Visually, Raccoon City is a bit on the plain side. Environments aren’t greatly detailed, with bland texture work throughout all the maps. Nothing stands out in the game – well, except the poor aliasing that’s a bit of a sore thumb on the game. No doubt the PC version will sort that out when it hits in May, but, on the 360 version, the evidence of aliasing is clear as day. Framerate can be up and down, depending what action is going on screen, although it never had an impact on the gameplay when it happened.

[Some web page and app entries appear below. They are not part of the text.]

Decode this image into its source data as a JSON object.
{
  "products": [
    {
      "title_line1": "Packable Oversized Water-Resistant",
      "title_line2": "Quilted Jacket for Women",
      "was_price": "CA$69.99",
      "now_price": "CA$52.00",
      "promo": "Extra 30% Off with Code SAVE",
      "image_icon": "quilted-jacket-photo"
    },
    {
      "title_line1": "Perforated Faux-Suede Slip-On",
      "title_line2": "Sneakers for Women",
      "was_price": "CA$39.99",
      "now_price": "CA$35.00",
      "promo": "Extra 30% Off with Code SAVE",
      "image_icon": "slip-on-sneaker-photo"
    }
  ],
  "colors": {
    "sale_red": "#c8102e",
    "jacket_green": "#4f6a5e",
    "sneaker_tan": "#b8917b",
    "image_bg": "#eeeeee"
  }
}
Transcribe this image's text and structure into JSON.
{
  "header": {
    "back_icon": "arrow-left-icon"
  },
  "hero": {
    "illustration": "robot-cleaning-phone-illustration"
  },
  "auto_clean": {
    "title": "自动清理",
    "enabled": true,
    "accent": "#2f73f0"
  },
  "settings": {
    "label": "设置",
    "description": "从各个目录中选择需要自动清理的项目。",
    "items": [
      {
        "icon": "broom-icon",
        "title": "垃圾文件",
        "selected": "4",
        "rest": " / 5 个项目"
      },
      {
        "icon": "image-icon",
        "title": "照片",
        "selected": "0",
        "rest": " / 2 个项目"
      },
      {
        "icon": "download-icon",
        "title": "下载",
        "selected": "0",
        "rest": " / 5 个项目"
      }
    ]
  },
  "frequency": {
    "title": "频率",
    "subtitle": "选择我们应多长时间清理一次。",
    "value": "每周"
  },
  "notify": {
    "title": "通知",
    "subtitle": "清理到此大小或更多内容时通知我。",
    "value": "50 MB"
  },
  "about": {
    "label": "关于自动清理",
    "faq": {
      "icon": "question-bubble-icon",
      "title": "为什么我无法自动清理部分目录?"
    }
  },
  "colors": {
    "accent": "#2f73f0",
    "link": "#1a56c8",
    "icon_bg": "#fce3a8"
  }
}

Resident Evil: Operation Raccoon City is going to be disappointing for fans. It’s taken one of the most popular timelines in the series and turned it into a shooter with no atmosphere. The merge of Socom gameplay with the lack of refinement and polish removes the Resident Evilmood, feeling more like an average third-person shooter trying to get into the skin of Resident Evil. Somehow the cool sounding concept of Operation Raccoon City was lost in transition from paper to game. There’s some fun to be had with it, but it’s few and far between the dissatisfaction that crops in. Ultimately, what we ended up getting is an uninspired campaign with some entertaining multiplayer, though that’s not something that I expect from a franchise as big as Resident Evil.